Here is how Jobs-as-Code can fit into a streamlined development process:
Don’t think of jobs as business logic
Job scheduling is mere instrumentation. Scripting it requires a significant effort for the build, test and support processes – and errors and inconsistency can carry over into Operations. Instead, a job scheduler that can manage flow relationships, success/failure analysis, output capture, and other functions will ensure consistency across an application and from application to application, saving time and eliminating challenges for both Development and Operations.
Test early and often
Today, the syntax of source code is checked as it’s created. Apply a similar approach to job definitions. In traditional development environments, new, scripted, and therefore inconsistent scheduling may work fine during testing only to fail in production. By automating scheduling, similar notation and interfaces for all jobs can be used at the earliest stages, which in turn allows for early and accurate testing. This is even more effective when “infrastructure as code” is used to provision a test environment that is as close to the production environment as possible, making it possible to anticipate and eliminate resource contention and inconsistencies with other workloads.
Use a source code management system
A source code management (SCM) system (such as GIT, Subversion, CVS, TFS, etc.) creates a central repository for storing application components and managing versions. It enables fallback to previous versions, “diff-ing” versions to identify changes, and managing potential drift in deployed systems. It also provides a quick and reliable method for building or rebuilding the application in new environments.
When any component in the SCM is revised, the build tool (such as Jenkins®) rebuilds and tests the application for errors or functionality regression. Typically, when a test fails, the entire development team must work to fix the problem, causing delays. The use of Jobs-as-Code will naturally reduce the number of errors.
Further, more complex applications require more complex development lifecycle, often involving developing, testing, integrating, staging, pre-production testing, user acceptance testing (UAT), and more.

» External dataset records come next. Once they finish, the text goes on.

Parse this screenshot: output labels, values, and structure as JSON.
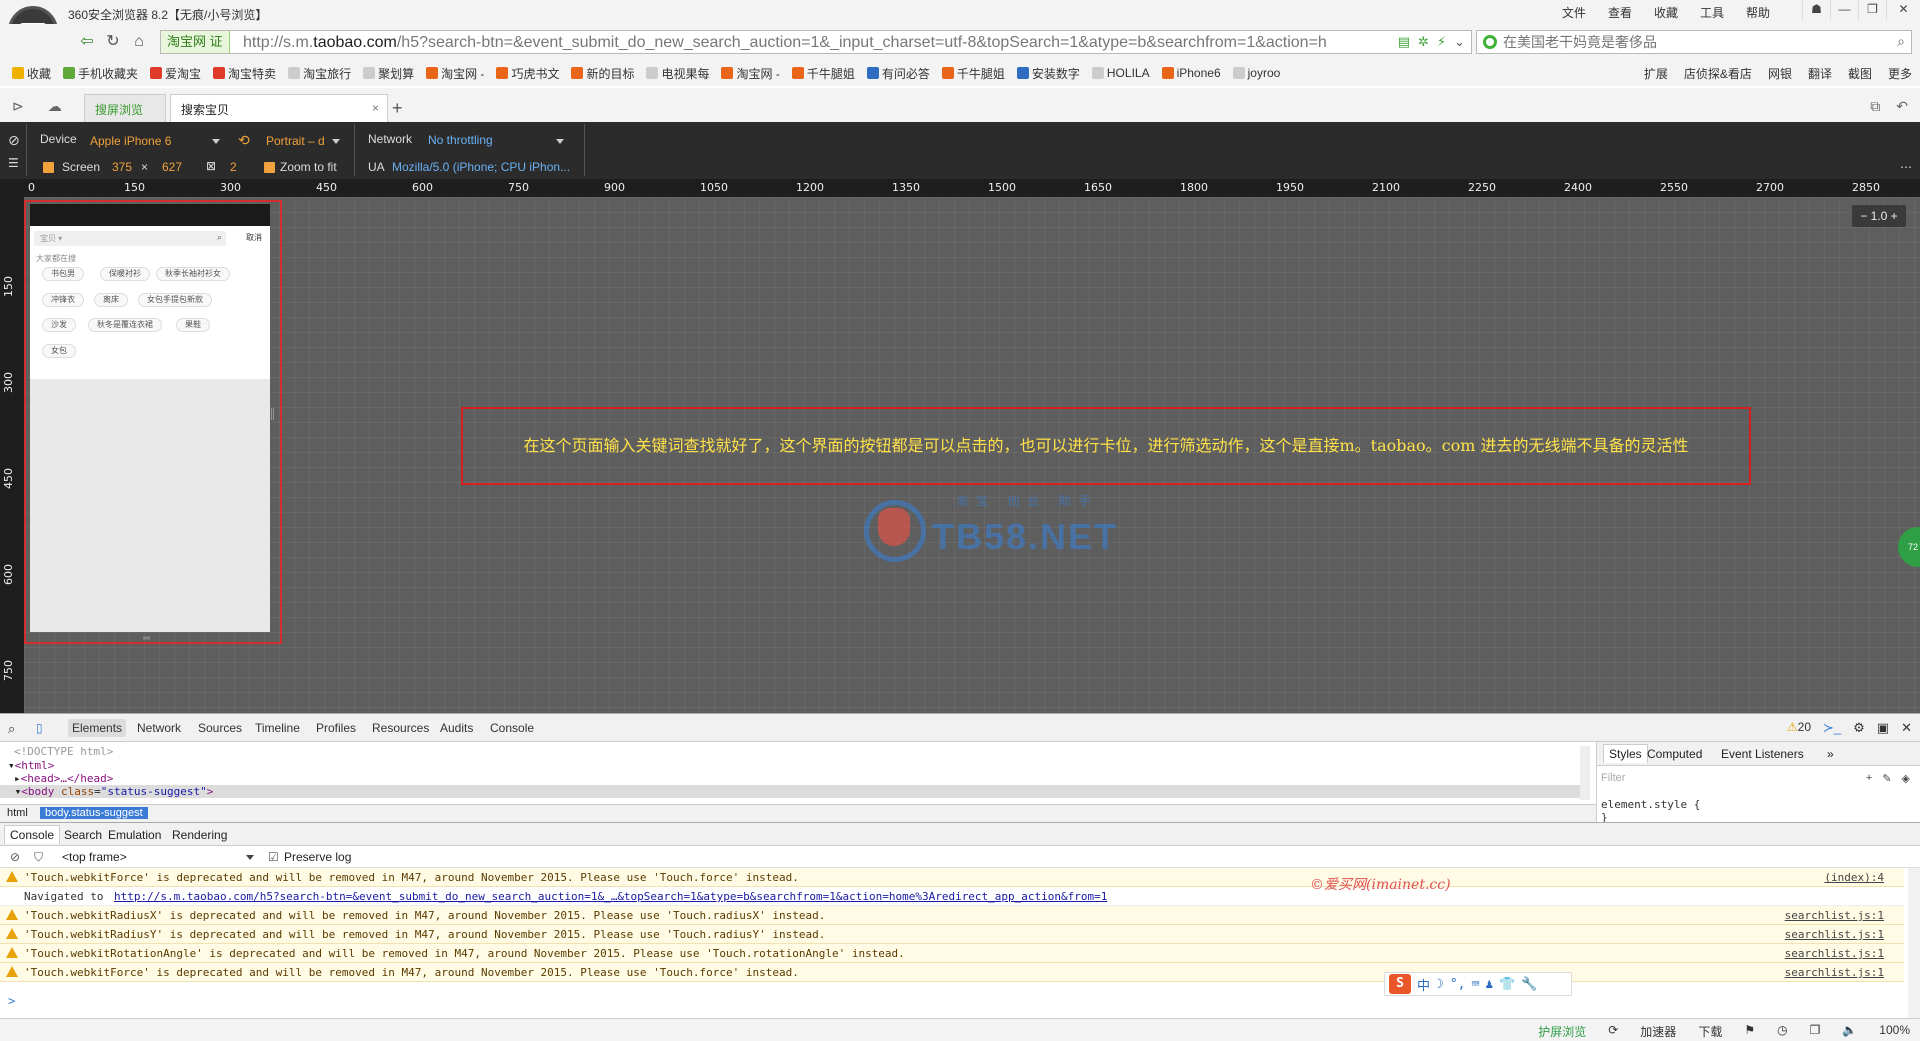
{
  "window": {
    "title": "360安全浏览器 8.2【无痕/小号浏览】",
    "menu": [
      "文件",
      "查看",
      "收藏",
      "工具",
      "帮助"
    ],
    "controls": [
      "☗",
      "—",
      "❐",
      "✕"
    ]
  },
  "addressbar": {
    "site_badge": "淘宝网 证",
    "url_prefix": "http://s.m.",
    "url_domain": "taobao.com",
    "url_rest": "/h5?search-btn=&event_submit_do_new_search_auction=1&_input_charset=utf-8&topSearch=1&atype=b&searchfrom=1&action=h",
    "search_placeholder": "在美国老干妈竟是奢侈品"
  },
  "bookmarks": {
    "items": [
      {
        "label": "收藏",
        "color": "#f0b000"
      },
      {
        "label": "手机收藏夹",
        "color": "#5fa83a"
      },
      {
        "label": "爱淘宝",
        "color": "#e03a2a"
      },
      {
        "label": "淘宝特卖",
        "color": "#e03a2a"
      },
      {
        "label": "淘宝旅行",
        "color": "#bbbbbb"
      },
      {
        "label": "聚划算",
        "color": "#bbbbbb"
      },
      {
        "label": "淘宝网 -",
        "color": "#e8651a"
      },
      {
        "label": "巧虎书文",
        "color": "#e8651a"
      },
      {
        "label": "新的目标",
        "color": "#e8651a"
      },
      {
        "label": "电视果每",
        "color": "#bbbbbb"
      },
      {
        "label": "淘宝网 -",
        "color": "#e8651a"
      },
      {
        "label": "千牛腿姐",
        "color": "#e8651a"
      },
      {
        "label": "有问必答",
        "color": "#2d6cc0"
      },
      {
        "label": "千牛腿姐",
        "color": "#e8651a"
      },
      {
        "label": "安装数字",
        "color": "#2d6cc0"
      },
      {
        "label": "HOLILA",
        "color": "#bbbbbb"
      },
      {
        "label": "iPhone6",
        "color": "#e8651a"
      },
      {
        "label": "joyroo",
        "color": "#bbbbbb"
      }
    ],
    "right": [
      "扩展",
      "店侦探&看店",
      "网银",
      "翻译",
      "截图",
      "更多"
    ]
  },
  "tabs": {
    "green_tab": "搜屏浏览",
    "active_tab": "搜索宝贝",
    "close": "×",
    "new": "+"
  },
  "devbar": {
    "device_label": "Device",
    "device_value": "Apple iPhone 6",
    "orientation_value": "Portrait – d",
    "network_label": "Network",
    "network_value": "No throttling",
    "screen_label": "Screen",
    "screen_w": "375",
    "screen_x": "×",
    "screen_h": "627",
    "dpr": "2",
    "zoom_to_fit": "Zoom to fit",
    "ua_label": "UA",
    "ua_value": "Mozilla/5.0 (iPhone; CPU iPhon..."
  },
  "ruler": {
    "top": [
      "0",
      "150",
      "300",
      "450",
      "600",
      "750",
      "900",
      "1050",
      "1200",
      "1350",
      "1500",
      "1650",
      "1800",
      "1950",
      "2100",
      "2250",
      "2400",
      "2550",
      "2700",
      "2850"
    ],
    "left": [
      "150",
      "300",
      "450",
      "600",
      "750"
    ]
  },
  "phone": {
    "search_placeholder": "宝贝 ▾",
    "cancel": "取消",
    "section_title": "大家都在搜",
    "chips": [
      "书包男",
      "保暖衬衫",
      "秋季长袖衬衫女",
      "冲锋衣",
      "离床",
      "女包手提包新款",
      "沙发",
      "秋冬是覆连衣裙",
      "果鞋",
      "女包"
    ]
  },
  "canvas": {
    "annotation": "在这个页面输入关键词查找就好了，这个界面的按钮都是可以点击的，也可以进行卡位，进行筛选动作，这个是直接m。taobao。com 进去的无线端不具备的灵活性",
    "watermark_text": "TB58.NET",
    "watermark_sub": "淘宝 创业 助手",
    "zoom_value": "1.0",
    "side_badge": "72"
  },
  "devtools": {
    "tabs": [
      "Elements",
      "Network",
      "Sources",
      "Timeline",
      "Profiles",
      "Resources",
      "Audits",
      "Console"
    ],
    "warn_count": "20",
    "elements": {
      "doctype": "<!DOCTYPE html>",
      "html_open": "<html>",
      "head": "<head>…</head>",
      "body_tag": "<body",
      "body_attr": "class",
      "body_val": "\"status-suggest\"",
      "body_close": ">"
    },
    "crumbs": [
      "html",
      "body.status-suggest"
    ],
    "styles_tabs": [
      "Styles",
      "Computed",
      "Event Listeners",
      "»"
    ],
    "filter_placeholder": "Filter",
    "style_rule_1": "element.style {",
    "style_rule_2": "}"
  },
  "console": {
    "tabs": [
      "Console",
      "Search",
      "Emulation",
      "Rendering"
    ],
    "frame": "<top frame>",
    "preserve_log": "Preserve log",
    "messages": [
      {
        "type": "warn",
        "text": "'Touch.webkitForce' is deprecated and will be removed in M47, around November 2015. Please use 'Touch.force' instead.",
        "source": "(index):4"
      },
      {
        "type": "nav",
        "text": "Navigated to ",
        "link": "http://s.m.taobao.com/h5?search-btn=&event_submit_do_new_search_auction=1&_…&topSearch=1&atype=b&searchfrom=1&action=home%3Aredirect_app_action&from=1",
        "source": ""
      },
      {
        "type": "warn",
        "text": "'Touch.webkitRadiusX' is deprecated and will be removed in M47, around November 2015. Please use 'Touch.radiusX' instead.",
        "source": "searchlist.js:1"
      },
      {
        "type": "warn",
        "text": "'Touch.webkitRadiusY' is deprecated and will be removed in M47, around November 2015. Please use 'Touch.radiusY' instead.",
        "source": "searchlist.js:1"
      },
      {
        "type": "warn",
        "text": "'Touch.webkitRotationAngle' is deprecated and will be removed in M47, around November 2015. Please use 'Touch.rotationAngle' instead.",
        "source": "searchlist.js:1"
      },
      {
        "type": "warn",
        "text": "'Touch.webkitForce' is deprecated and will be removed in M47, around November 2015. Please use 'Touch.force' instead.",
        "source": "searchlist.js:1"
      }
    ],
    "watermark": "©爱买网(imainet.cc)",
    "prompt": ">",
    "ime": [
      "中",
      "☽",
      "°,",
      "⌨",
      "♟",
      "👕",
      "🔧"
    ]
  },
  "statusbar": {
    "items": [
      "护屏浏览",
      "⟳",
      "加速器",
      "下载",
      "⚑",
      "◷",
      "❐",
      "🔈",
      "100%"
    ]
  }
}
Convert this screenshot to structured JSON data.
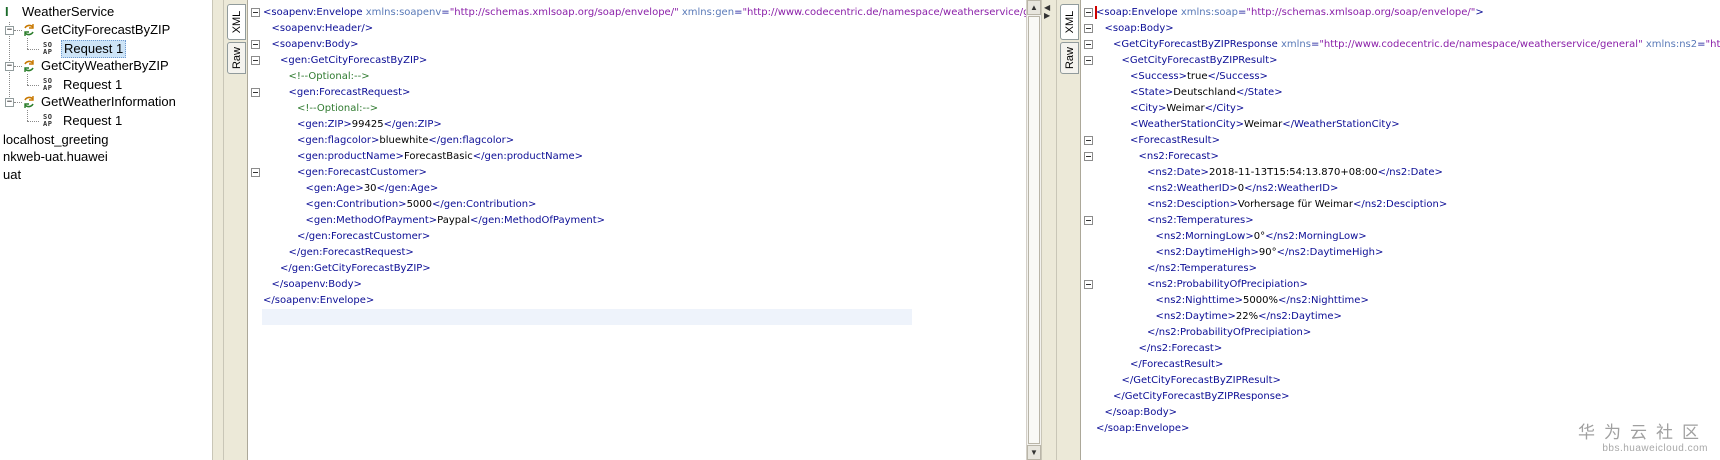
{
  "navigator": {
    "service": "WeatherService",
    "operations": [
      {
        "name": "GetCityForecastByZIP",
        "request": "Request 1",
        "selected": true
      },
      {
        "name": "GetCityWeatherByZIP",
        "request": "Request 1",
        "selected": false
      },
      {
        "name": "GetWeatherInformation",
        "request": "Request 1",
        "selected": false
      }
    ],
    "projects": [
      "localhost_greeting",
      "nkweb-uat.huawei",
      "uat"
    ],
    "icons": {
      "service": "service-icon",
      "operation": "operation-icon",
      "request": "soap-request-icon"
    }
  },
  "tabs": {
    "xml": "XML",
    "raw": "Raw"
  },
  "request_xml": [
    {
      "indent": 0,
      "fold": true,
      "parts": [
        [
          "t",
          "<soapenv:Envelope "
        ],
        [
          "an",
          "xmlns:soapenv"
        ],
        [
          "t",
          "="
        ],
        [
          "av",
          "\"http://schemas.xmlsoap.org/soap/envelope/\""
        ],
        [
          "tx",
          " "
        ],
        [
          "an",
          "xmlns:gen"
        ],
        [
          "t",
          "="
        ],
        [
          "av",
          "\"http://www.codecentric.de/namespace/weatherservice/general"
        ]
      ]
    },
    {
      "indent": 1,
      "fold": false,
      "parts": [
        [
          "t",
          "<soapenv:Header/>"
        ]
      ]
    },
    {
      "indent": 1,
      "fold": true,
      "parts": [
        [
          "t",
          "<soapenv:Body>"
        ]
      ]
    },
    {
      "indent": 2,
      "fold": true,
      "parts": [
        [
          "t",
          "<gen:GetCityForecastByZIP>"
        ]
      ]
    },
    {
      "indent": 3,
      "fold": false,
      "parts": [
        [
          "cm",
          "<!--Optional:-->"
        ]
      ]
    },
    {
      "indent": 3,
      "fold": true,
      "parts": [
        [
          "t",
          "<gen:ForecastRequest>"
        ]
      ]
    },
    {
      "indent": 4,
      "fold": false,
      "parts": [
        [
          "cm",
          "<!--Optional:-->"
        ]
      ]
    },
    {
      "indent": 4,
      "fold": false,
      "parts": [
        [
          "t",
          "<gen:ZIP>"
        ],
        [
          "tx",
          "99425"
        ],
        [
          "t",
          "</gen:ZIP>"
        ]
      ]
    },
    {
      "indent": 4,
      "fold": false,
      "parts": [
        [
          "t",
          "<gen:flagcolor>"
        ],
        [
          "tx",
          "bluewhite"
        ],
        [
          "t",
          "</gen:flagcolor>"
        ]
      ]
    },
    {
      "indent": 4,
      "fold": false,
      "parts": [
        [
          "t",
          "<gen:productName>"
        ],
        [
          "tx",
          "ForecastBasic"
        ],
        [
          "t",
          "</gen:productName>"
        ]
      ]
    },
    {
      "indent": 4,
      "fold": true,
      "parts": [
        [
          "t",
          "<gen:ForecastCustomer>"
        ]
      ]
    },
    {
      "indent": 5,
      "fold": false,
      "parts": [
        [
          "t",
          "<gen:Age>"
        ],
        [
          "tx",
          "30"
        ],
        [
          "t",
          "</gen:Age>"
        ]
      ]
    },
    {
      "indent": 5,
      "fold": false,
      "parts": [
        [
          "t",
          "<gen:Contribution>"
        ],
        [
          "tx",
          "5000"
        ],
        [
          "t",
          "</gen:Contribution>"
        ]
      ]
    },
    {
      "indent": 5,
      "fold": false,
      "parts": [
        [
          "t",
          "<gen:MethodOfPayment>"
        ],
        [
          "tx",
          "Paypal"
        ],
        [
          "t",
          "</gen:MethodOfPayment>"
        ]
      ]
    },
    {
      "indent": 4,
      "fold": false,
      "parts": [
        [
          "t",
          "</gen:ForecastCustomer>"
        ]
      ]
    },
    {
      "indent": 3,
      "fold": false,
      "parts": [
        [
          "t",
          "</gen:ForecastRequest>"
        ]
      ]
    },
    {
      "indent": 2,
      "fold": false,
      "parts": [
        [
          "t",
          "</gen:GetCityForecastByZIP>"
        ]
      ]
    },
    {
      "indent": 1,
      "fold": false,
      "parts": [
        [
          "t",
          "</soapenv:Body>"
        ]
      ]
    },
    {
      "indent": 0,
      "fold": false,
      "parts": [
        [
          "t",
          "</soapenv:Envelope>"
        ]
      ]
    }
  ],
  "response_xml": [
    {
      "indent": 0,
      "fold": true,
      "parts": [
        [
          "t",
          "<soap:Envelope "
        ],
        [
          "an",
          "xmlns:soap"
        ],
        [
          "t",
          "="
        ],
        [
          "av",
          "\"http://schemas.xmlsoap.org/soap/envelope/\""
        ],
        [
          "t",
          ">"
        ]
      ]
    },
    {
      "indent": 1,
      "fold": true,
      "parts": [
        [
          "t",
          "<soap:Body>"
        ]
      ]
    },
    {
      "indent": 2,
      "fold": true,
      "parts": [
        [
          "t",
          "<GetCityForecastByZIPResponse "
        ],
        [
          "an",
          "xmlns"
        ],
        [
          "t",
          "="
        ],
        [
          "av",
          "\"http://www.codecentric.de/namespace/weatherservice/general\""
        ],
        [
          "tx",
          " "
        ],
        [
          "an",
          "xmlns:ns2"
        ],
        [
          "t",
          "="
        ],
        [
          "av",
          "\"http://"
        ]
      ]
    },
    {
      "indent": 3,
      "fold": true,
      "parts": [
        [
          "t",
          "<GetCityForecastByZIPResult>"
        ]
      ]
    },
    {
      "indent": 4,
      "fold": false,
      "parts": [
        [
          "t",
          "<Success>"
        ],
        [
          "tx",
          "true"
        ],
        [
          "t",
          "</Success>"
        ]
      ]
    },
    {
      "indent": 4,
      "fold": false,
      "parts": [
        [
          "t",
          "<State>"
        ],
        [
          "tx",
          "Deutschland"
        ],
        [
          "t",
          "</State>"
        ]
      ]
    },
    {
      "indent": 4,
      "fold": false,
      "parts": [
        [
          "t",
          "<City>"
        ],
        [
          "tx",
          "Weimar"
        ],
        [
          "t",
          "</City>"
        ]
      ]
    },
    {
      "indent": 4,
      "fold": false,
      "parts": [
        [
          "t",
          "<WeatherStationCity>"
        ],
        [
          "tx",
          "Weimar"
        ],
        [
          "t",
          "</WeatherStationCity>"
        ]
      ]
    },
    {
      "indent": 4,
      "fold": true,
      "parts": [
        [
          "t",
          "<ForecastResult>"
        ]
      ]
    },
    {
      "indent": 5,
      "fold": true,
      "parts": [
        [
          "t",
          "<ns2:Forecast>"
        ]
      ]
    },
    {
      "indent": 6,
      "fold": false,
      "parts": [
        [
          "t",
          "<ns2:Date>"
        ],
        [
          "tx",
          "2018-11-13T15:54:13.870+08:00"
        ],
        [
          "t",
          "</ns2:Date>"
        ]
      ]
    },
    {
      "indent": 6,
      "fold": false,
      "parts": [
        [
          "t",
          "<ns2:WeatherID>"
        ],
        [
          "tx",
          "0"
        ],
        [
          "t",
          "</ns2:WeatherID>"
        ]
      ]
    },
    {
      "indent": 6,
      "fold": false,
      "parts": [
        [
          "t",
          "<ns2:Desciption>"
        ],
        [
          "tx",
          "Vorhersage für Weimar"
        ],
        [
          "t",
          "</ns2:Desciption>"
        ]
      ]
    },
    {
      "indent": 6,
      "fold": true,
      "parts": [
        [
          "t",
          "<ns2:Temperatures>"
        ]
      ]
    },
    {
      "indent": 7,
      "fold": false,
      "parts": [
        [
          "t",
          "<ns2:MorningLow>"
        ],
        [
          "tx",
          "0°"
        ],
        [
          "t",
          "</ns2:MorningLow>"
        ]
      ]
    },
    {
      "indent": 7,
      "fold": false,
      "parts": [
        [
          "t",
          "<ns2:DaytimeHigh>"
        ],
        [
          "tx",
          "90°"
        ],
        [
          "t",
          "</ns2:DaytimeHigh>"
        ]
      ]
    },
    {
      "indent": 6,
      "fold": false,
      "parts": [
        [
          "t",
          "</ns2:Temperatures>"
        ]
      ]
    },
    {
      "indent": 6,
      "fold": true,
      "parts": [
        [
          "t",
          "<ns2:ProbabilityOfPrecipiation>"
        ]
      ]
    },
    {
      "indent": 7,
      "fold": false,
      "parts": [
        [
          "t",
          "<ns2:Nighttime>"
        ],
        [
          "tx",
          "5000%"
        ],
        [
          "t",
          "</ns2:Nighttime>"
        ]
      ]
    },
    {
      "indent": 7,
      "fold": false,
      "parts": [
        [
          "t",
          "<ns2:Daytime>"
        ],
        [
          "tx",
          "22%"
        ],
        [
          "t",
          "</ns2:Daytime>"
        ]
      ]
    },
    {
      "indent": 6,
      "fold": false,
      "parts": [
        [
          "t",
          "</ns2:ProbabilityOfPrecipiation>"
        ]
      ]
    },
    {
      "indent": 5,
      "fold": false,
      "parts": [
        [
          "t",
          "</ns2:Forecast>"
        ]
      ]
    },
    {
      "indent": 4,
      "fold": false,
      "parts": [
        [
          "t",
          "</ForecastResult>"
        ]
      ]
    },
    {
      "indent": 3,
      "fold": false,
      "parts": [
        [
          "t",
          "</GetCityForecastByZIPResult>"
        ]
      ]
    },
    {
      "indent": 2,
      "fold": false,
      "parts": [
        [
          "t",
          "</GetCityForecastByZIPResponse>"
        ]
      ]
    },
    {
      "indent": 1,
      "fold": false,
      "parts": [
        [
          "t",
          "</soap:Body>"
        ]
      ]
    },
    {
      "indent": 0,
      "fold": false,
      "parts": [
        [
          "t",
          "</soap:Envelope>"
        ]
      ]
    }
  ],
  "watermark": {
    "title": "华为云社区",
    "subtitle": "bbs.huaweicloud.com"
  }
}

By combining Jobs-as-Code with an SMC and early testing, increased complexity does not have to lead to more downstream challenges. Instead, applications arrive in production as consistent and thoroughly tested as possible.
Consider the value equation
For an application to deliver the greatest return on investment, the development process must be as streamlined and efficient as possible, while the application should run in production with the fewest possible issues. Jobs-as-Code should now be seen as a key element in achieving both these goals.
Finally, keep in mind that even the most rigorous development practices will occasionally fail. Jobs-as-Code adds visibility to applications so that when necessary, the operations and support teams can more quickly identify, analyze, and resolve problems to make the application available again.
By Joe Goldberg, Innovation Evangelist at BMC Software